Task input section start

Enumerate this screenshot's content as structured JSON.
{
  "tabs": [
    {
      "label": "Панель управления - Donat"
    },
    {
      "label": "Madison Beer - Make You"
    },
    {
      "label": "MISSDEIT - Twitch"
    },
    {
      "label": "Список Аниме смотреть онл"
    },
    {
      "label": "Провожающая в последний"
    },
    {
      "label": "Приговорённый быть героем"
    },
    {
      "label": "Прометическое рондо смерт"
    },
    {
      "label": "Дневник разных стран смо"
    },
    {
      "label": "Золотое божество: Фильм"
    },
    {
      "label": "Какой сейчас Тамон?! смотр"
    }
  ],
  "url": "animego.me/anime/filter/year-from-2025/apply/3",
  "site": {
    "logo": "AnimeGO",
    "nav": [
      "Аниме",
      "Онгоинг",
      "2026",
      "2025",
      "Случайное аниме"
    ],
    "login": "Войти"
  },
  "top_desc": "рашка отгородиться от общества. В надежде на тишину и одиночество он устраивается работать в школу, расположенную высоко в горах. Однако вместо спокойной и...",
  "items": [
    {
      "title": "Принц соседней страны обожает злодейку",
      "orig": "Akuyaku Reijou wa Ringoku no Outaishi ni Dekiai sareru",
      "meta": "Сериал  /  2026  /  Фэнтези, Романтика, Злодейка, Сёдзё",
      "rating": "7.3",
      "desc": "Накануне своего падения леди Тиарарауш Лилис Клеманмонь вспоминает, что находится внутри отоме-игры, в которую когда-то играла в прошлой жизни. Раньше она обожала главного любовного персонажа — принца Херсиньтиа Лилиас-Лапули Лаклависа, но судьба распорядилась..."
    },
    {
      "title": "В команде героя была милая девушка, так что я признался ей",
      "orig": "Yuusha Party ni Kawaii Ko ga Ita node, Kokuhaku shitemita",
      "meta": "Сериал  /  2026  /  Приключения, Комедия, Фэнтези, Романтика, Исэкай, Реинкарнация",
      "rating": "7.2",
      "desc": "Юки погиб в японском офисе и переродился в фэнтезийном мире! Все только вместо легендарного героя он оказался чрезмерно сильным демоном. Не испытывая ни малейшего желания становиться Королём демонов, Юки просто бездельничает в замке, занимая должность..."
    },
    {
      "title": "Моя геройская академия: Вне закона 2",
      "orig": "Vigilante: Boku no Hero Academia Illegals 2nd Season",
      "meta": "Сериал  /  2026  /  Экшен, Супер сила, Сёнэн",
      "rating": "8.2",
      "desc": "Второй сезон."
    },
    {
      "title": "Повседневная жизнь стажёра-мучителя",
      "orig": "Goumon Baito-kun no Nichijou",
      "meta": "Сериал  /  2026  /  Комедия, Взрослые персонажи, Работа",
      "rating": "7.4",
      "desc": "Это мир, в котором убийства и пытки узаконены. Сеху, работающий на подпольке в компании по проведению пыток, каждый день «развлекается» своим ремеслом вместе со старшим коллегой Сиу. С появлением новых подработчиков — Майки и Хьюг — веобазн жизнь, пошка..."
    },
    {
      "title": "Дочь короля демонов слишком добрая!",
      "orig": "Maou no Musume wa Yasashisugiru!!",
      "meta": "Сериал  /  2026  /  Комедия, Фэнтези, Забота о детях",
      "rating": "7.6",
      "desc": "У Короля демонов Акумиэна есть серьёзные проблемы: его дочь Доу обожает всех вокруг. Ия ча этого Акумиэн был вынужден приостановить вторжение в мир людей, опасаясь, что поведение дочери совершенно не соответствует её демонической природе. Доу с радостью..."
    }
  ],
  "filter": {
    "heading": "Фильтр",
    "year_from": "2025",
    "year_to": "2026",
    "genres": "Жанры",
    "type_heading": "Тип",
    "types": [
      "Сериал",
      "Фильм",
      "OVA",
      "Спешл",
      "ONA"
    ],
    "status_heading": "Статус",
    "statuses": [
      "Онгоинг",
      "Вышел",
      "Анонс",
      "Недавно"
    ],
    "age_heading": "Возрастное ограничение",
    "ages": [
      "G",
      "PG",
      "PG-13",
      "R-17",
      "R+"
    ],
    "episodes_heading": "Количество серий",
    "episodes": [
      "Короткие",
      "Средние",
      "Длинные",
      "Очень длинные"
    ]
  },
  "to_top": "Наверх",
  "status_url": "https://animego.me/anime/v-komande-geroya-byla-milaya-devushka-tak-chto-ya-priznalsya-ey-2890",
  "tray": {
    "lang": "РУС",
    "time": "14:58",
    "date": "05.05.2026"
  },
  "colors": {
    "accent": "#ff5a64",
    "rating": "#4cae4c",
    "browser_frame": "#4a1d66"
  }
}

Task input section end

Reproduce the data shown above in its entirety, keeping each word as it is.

**Reply to the exercise**
Enumerate this screenshot's content as structured JSON.
{
  "tabs": [
    {
      "label": "Панель управления - Donat"
    },
    {
      "label": "Madison Beer - Make You"
    },
    {
      "label": "MISSDEIT - Twitch"
    },
    {
      "label": "Список Аниме смотреть онл"
    },
    {
      "label": "Провожающая в последний"
    },
    {
      "label": "Приговорённый быть героем"
    },
    {
      "label": "Прометическое рондо смерт"
    },
    {
      "label": "Дневник разных стран смо"
    },
    {
      "label": "Золотое божество: Фильм"
    },
    {
      "label": "Какой сейчас Тамон?! смотр"
    }
  ],
  "url": "animego.me/anime/filter/year-from-2025/apply/3",
  "site": {
    "logo": "AnimeGO",
    "nav": [
      "Аниме",
      "Онгоинг",
      "2026",
      "2025",
      "Случайное аниме"
    ],
    "login": "Войти"
  },
  "top_desc": "рашка отгородиться от общества. В надежде на тишину и одиночество он устраивается работать в школу, расположенную высоко в горах. Однако вместо спокойной и...",
  "items": [
    {
      "title": "Принц соседней страны обожает злодейку",
      "orig": "Akuyaku Reijou wa Ringoku no Outaishi ni Dekiai sareru",
      "meta": "Сериал  /  2026  /  Фэнтези, Романтика, Злодейка, Сёдзё",
      "rating": "7.3",
      "desc": "Накануне своего падения леди Тиарарауш Лилис Клеманмонь вспоминает, что находится внутри отоме-игры, в которую когда-то играла в прошлой жизни. Раньше она обожала главного любовного персонажа — принца Херсиньтиа Лилиас-Лапули Лаклависа, но судьба распорядилась..."
    },
    {
      "title": "В команде героя была милая девушка, так что я признался ей",
      "orig": "Yuusha Party ni Kawaii Ko ga Ita node, Kokuhaku shitemita",
      "meta": "Сериал  /  2026  /  Приключения, Комедия, Фэнтези, Романтика, Исэкай, Реинкарнация",
      "rating": "7.2",
      "desc": "Юки погиб в японском офисе и переродился в фэнтезийном мире! Все только вместо легендарного героя он оказался чрезмерно сильным демоном. Не испытывая ни малейшего желания становиться Королём демонов, Юки просто бездельничает в замке, занимая должность..."
    },
    {
      "title": "Моя геройская академия: Вне закона 2",
      "orig": "Vigilante: Boku no Hero Academia Illegals 2nd Season",
      "meta": "Сериал  /  2026  /  Экшен, Супер сила, Сёнэн",
      "rating": "8.2",
      "desc": "Второй сезон."
    },
    {
      "title": "Повседневная жизнь стажёра-мучителя",
      "orig": "Goumon Baito-kun no Nichijou",
      "meta": "Сериал  /  2026  /  Комедия, Взрослые персонажи, Работа",
      "rating": "7.4",
      "desc": "Это мир, в котором убийства и пытки узаконены. Сеху, работающий на подпольке в компании по проведению пыток, каждый день «развлекается» своим ремеслом вместе со старшим коллегой Сиу. С появлением новых подработчиков — Майки и Хьюг — веобазн жизнь, пошка..."
    },
    {
      "title": "Дочь короля демонов слишком добрая!",
      "orig": "Maou no Musume wa Yasashisugiru!!",
      "meta": "Сериал  /  2026  /  Комедия, Фэнтези, Забота о детях",
      "rating": "7.6",
      "desc": "У Короля демонов Акумиэна есть серьёзные проблемы: его дочь Доу обожает всех вокруг. Ия ча этого Акумиэн был вынужден приостановить вторжение в мир людей, опасаясь, что поведение дочери совершенно не соответствует её демонической природе. Доу с радостью..."
    }
  ],
  "filter": {
    "heading": "Фильтр",
    "year_from": "2025",
    "year_to": "2026",
    "genres": "Жанры",
    "type_heading": "Тип",
    "types": [
      "Сериал",
      "Фильм",
      "OVA",
      "Спешл",
      "ONA"
    ],
    "status_heading": "Статус",
    "statuses": [
      "Онгоинг",
      "Вышел",
      "Анонс",
      "Недавно"
    ],
    "age_heading": "Возрастное ограничение",
    "ages": [
      "G",
      "PG",
      "PG-13",
      "R-17",
      "R+"
    ],
    "episodes_heading": "Количество серий",
    "episodes": [
      "Короткие",
      "Средние",
      "Длинные",
      "Очень длинные"
    ]
  },
  "to_top": "Наверх",
  "status_url": "https://animego.me/anime/v-komande-geroya-byla-milaya-devushka-tak-chto-ya-priznalsya-ey-2890",
  "tray": {
    "lang": "РУС",
    "time": "14:58",
    "date": "05.05.2026"
  },
  "colors": {
    "accent": "#ff5a64",
    "rating": "#4cae4c",
    "browser_frame": "#4a1d66"
  }
}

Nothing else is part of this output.